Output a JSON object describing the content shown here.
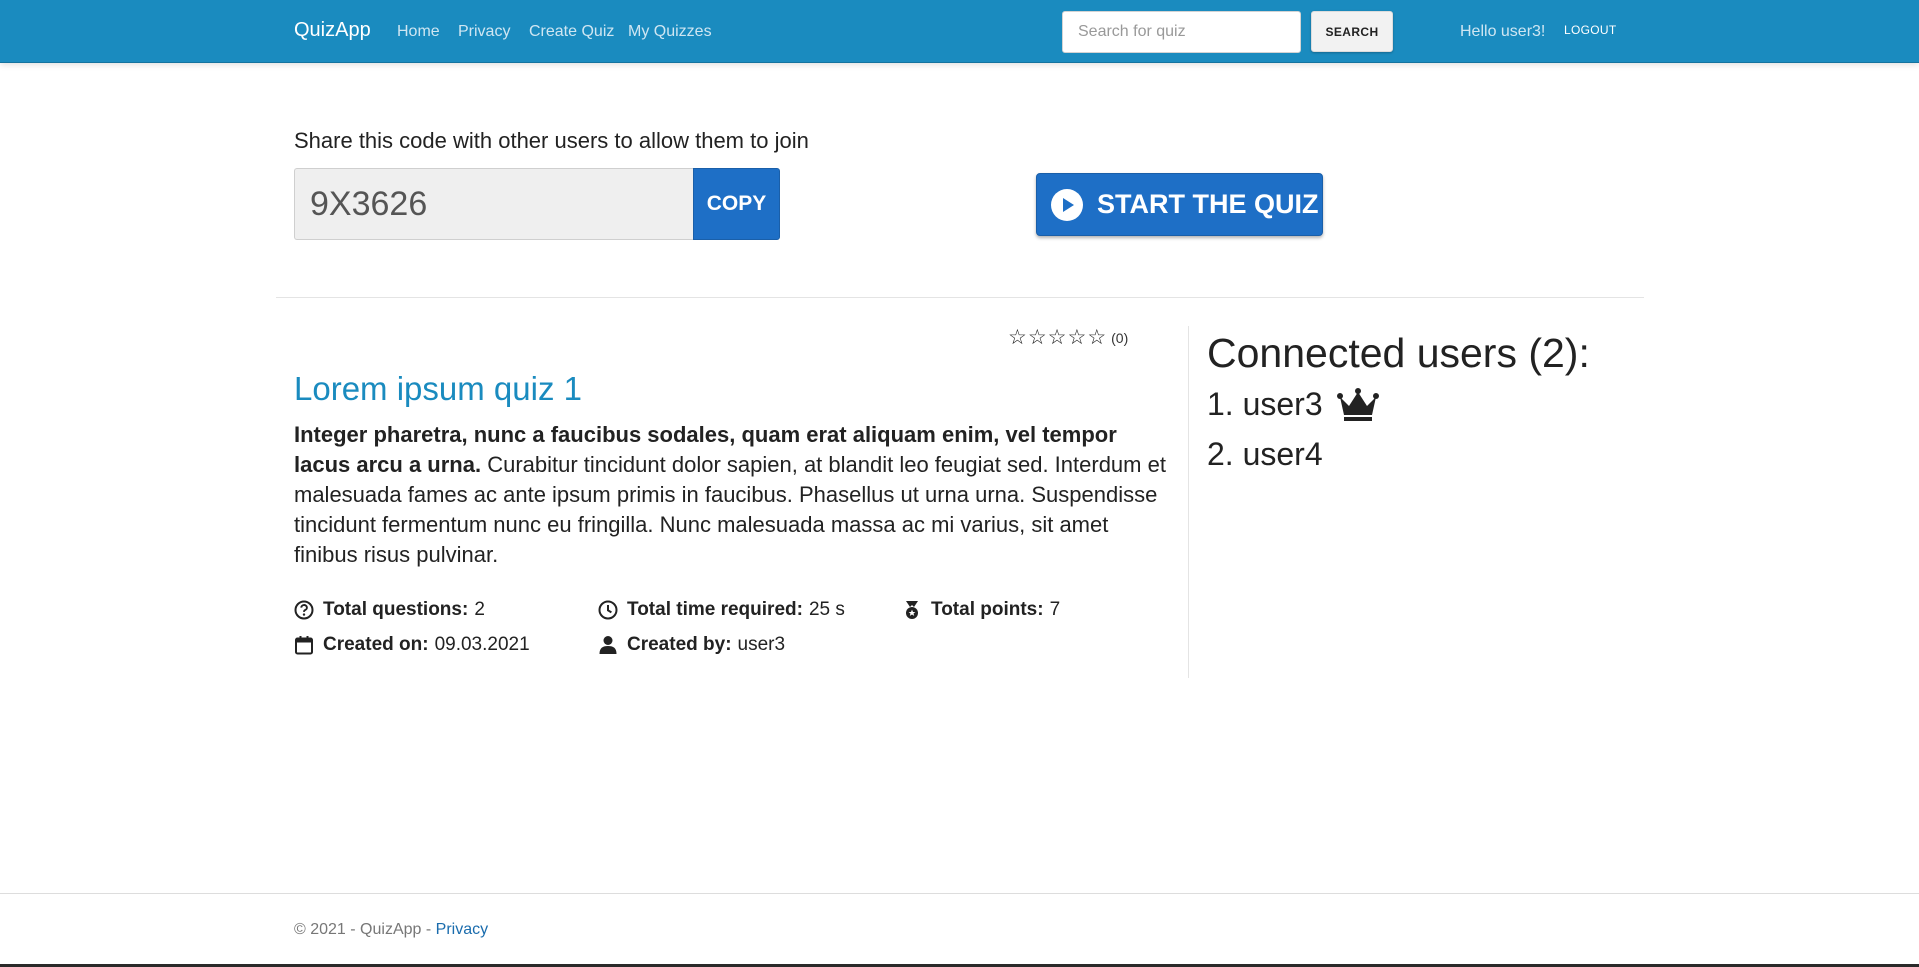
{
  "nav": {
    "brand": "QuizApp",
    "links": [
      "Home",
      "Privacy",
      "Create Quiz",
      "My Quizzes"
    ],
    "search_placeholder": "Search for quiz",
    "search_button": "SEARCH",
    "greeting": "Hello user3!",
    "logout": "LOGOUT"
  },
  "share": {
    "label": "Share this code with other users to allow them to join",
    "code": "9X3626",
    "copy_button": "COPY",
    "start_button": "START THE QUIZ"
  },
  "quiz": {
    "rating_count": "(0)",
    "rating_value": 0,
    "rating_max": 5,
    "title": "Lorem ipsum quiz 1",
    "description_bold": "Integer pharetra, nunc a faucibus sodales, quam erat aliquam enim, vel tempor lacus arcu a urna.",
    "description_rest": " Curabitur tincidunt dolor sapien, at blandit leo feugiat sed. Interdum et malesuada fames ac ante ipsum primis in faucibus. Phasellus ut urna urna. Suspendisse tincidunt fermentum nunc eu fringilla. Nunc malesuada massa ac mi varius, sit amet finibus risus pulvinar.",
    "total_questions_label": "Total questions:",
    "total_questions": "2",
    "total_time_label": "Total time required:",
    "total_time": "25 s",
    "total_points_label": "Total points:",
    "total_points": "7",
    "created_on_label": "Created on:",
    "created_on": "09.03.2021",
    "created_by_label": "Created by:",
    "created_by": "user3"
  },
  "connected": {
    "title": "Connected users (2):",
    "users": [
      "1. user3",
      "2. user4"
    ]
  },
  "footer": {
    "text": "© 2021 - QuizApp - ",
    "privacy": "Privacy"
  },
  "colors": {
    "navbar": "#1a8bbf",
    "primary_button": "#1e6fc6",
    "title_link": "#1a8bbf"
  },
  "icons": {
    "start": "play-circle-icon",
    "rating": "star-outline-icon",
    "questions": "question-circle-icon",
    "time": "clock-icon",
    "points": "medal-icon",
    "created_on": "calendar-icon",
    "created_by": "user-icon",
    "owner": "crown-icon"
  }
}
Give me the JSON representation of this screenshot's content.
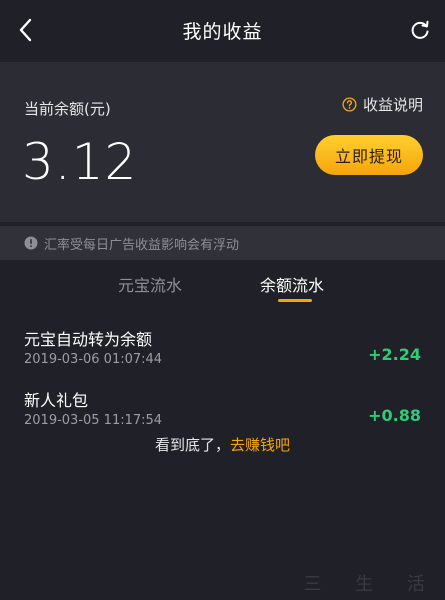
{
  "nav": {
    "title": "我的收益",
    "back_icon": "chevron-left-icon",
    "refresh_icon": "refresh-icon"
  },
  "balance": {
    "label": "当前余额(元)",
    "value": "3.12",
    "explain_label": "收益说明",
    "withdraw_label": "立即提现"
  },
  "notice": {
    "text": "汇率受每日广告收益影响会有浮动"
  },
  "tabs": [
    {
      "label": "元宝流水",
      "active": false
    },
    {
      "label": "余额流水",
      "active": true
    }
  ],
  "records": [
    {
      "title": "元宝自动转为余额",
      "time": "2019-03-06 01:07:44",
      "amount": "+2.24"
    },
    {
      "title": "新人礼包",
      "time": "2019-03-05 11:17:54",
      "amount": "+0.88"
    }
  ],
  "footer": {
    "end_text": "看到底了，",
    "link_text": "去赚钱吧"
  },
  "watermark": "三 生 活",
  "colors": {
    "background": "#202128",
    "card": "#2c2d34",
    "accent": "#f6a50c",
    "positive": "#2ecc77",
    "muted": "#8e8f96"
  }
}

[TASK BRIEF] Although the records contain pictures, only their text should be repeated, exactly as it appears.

[SOLVED PROBLEM]
Output a JSON object describing the content shown here.
{
  "nav": {
    "brand": "QuizApp",
    "links": [
      "Home",
      "Privacy",
      "Create Quiz",
      "My Quizzes"
    ],
    "search_placeholder": "Search for quiz",
    "search_button": "SEARCH",
    "greeting": "Hello user3!",
    "logout": "LOGOUT"
  },
  "share": {
    "label": "Share this code with other users to allow them to join",
    "code": "9X3626",
    "copy_button": "COPY",
    "start_button": "START THE QUIZ"
  },
  "quiz": {
    "rating_count": "(0)",
    "rating_value": 0,
    "rating_max": 5,
    "title": "Lorem ipsum quiz 1",
    "description_bold": "Integer pharetra, nunc a faucibus sodales, quam erat aliquam enim, vel tempor lacus arcu a urna.",
    "description_rest": " Curabitur tincidunt dolor sapien, at blandit leo feugiat sed. Interdum et malesuada fames ac ante ipsum primis in faucibus. Phasellus ut urna urna. Suspendisse tincidunt fermentum nunc eu fringilla. Nunc malesuada massa ac mi varius, sit amet finibus risus pulvinar.",
    "total_questions_label": "Total questions:",
    "total_questions": "2",
    "total_time_label": "Total time required:",
    "total_time": "25 s",
    "total_points_label": "Total points:",
    "total_points": "7",
    "created_on_label": "Created on:",
    "created_on": "09.03.2021",
    "created_by_label": "Created by:",
    "created_by": "user3"
  },
  "connected": {
    "title": "Connected users (2):",
    "users": [
      "1. user3",
      "2. user4"
    ]
  },
  "footer": {
    "text": "© 2021 - QuizApp - ",
    "privacy": "Privacy"
  },
  "colors": {
    "navbar": "#1a8bbf",
    "primary_button": "#1e6fc6",
    "title_link": "#1a8bbf"
  },
  "icons": {
    "start": "play-circle-icon",
    "rating": "star-outline-icon",
    "questions": "question-circle-icon",
    "time": "clock-icon",
    "points": "medal-icon",
    "created_on": "calendar-icon",
    "created_by": "user-icon",
    "owner": "crown-icon"
  }
}
Give me the JSON representation of this screenshot's content.
{
  "nav": {
    "title": "我的收益",
    "back_icon": "chevron-left-icon",
    "refresh_icon": "refresh-icon"
  },
  "balance": {
    "label": "当前余额(元)",
    "value": "3.12",
    "explain_label": "收益说明",
    "withdraw_label": "立即提现"
  },
  "notice": {
    "text": "汇率受每日广告收益影响会有浮动"
  },
  "tabs": [
    {
      "label": "元宝流水",
      "active": false
    },
    {
      "label": "余额流水",
      "active": true
    }
  ],
  "records": [
    {
      "title": "元宝自动转为余额",
      "time": "2019-03-06 01:07:44",
      "amount": "+2.24"
    },
    {
      "title": "新人礼包",
      "time": "2019-03-05 11:17:54",
      "amount": "+0.88"
    }
  ],
  "footer": {
    "end_text": "看到底了，",
    "link_text": "去赚钱吧"
  },
  "watermark": "三 生 活",
  "colors": {
    "background": "#202128",
    "card": "#2c2d34",
    "accent": "#f6a50c",
    "positive": "#2ecc77",
    "muted": "#8e8f96"
  }
}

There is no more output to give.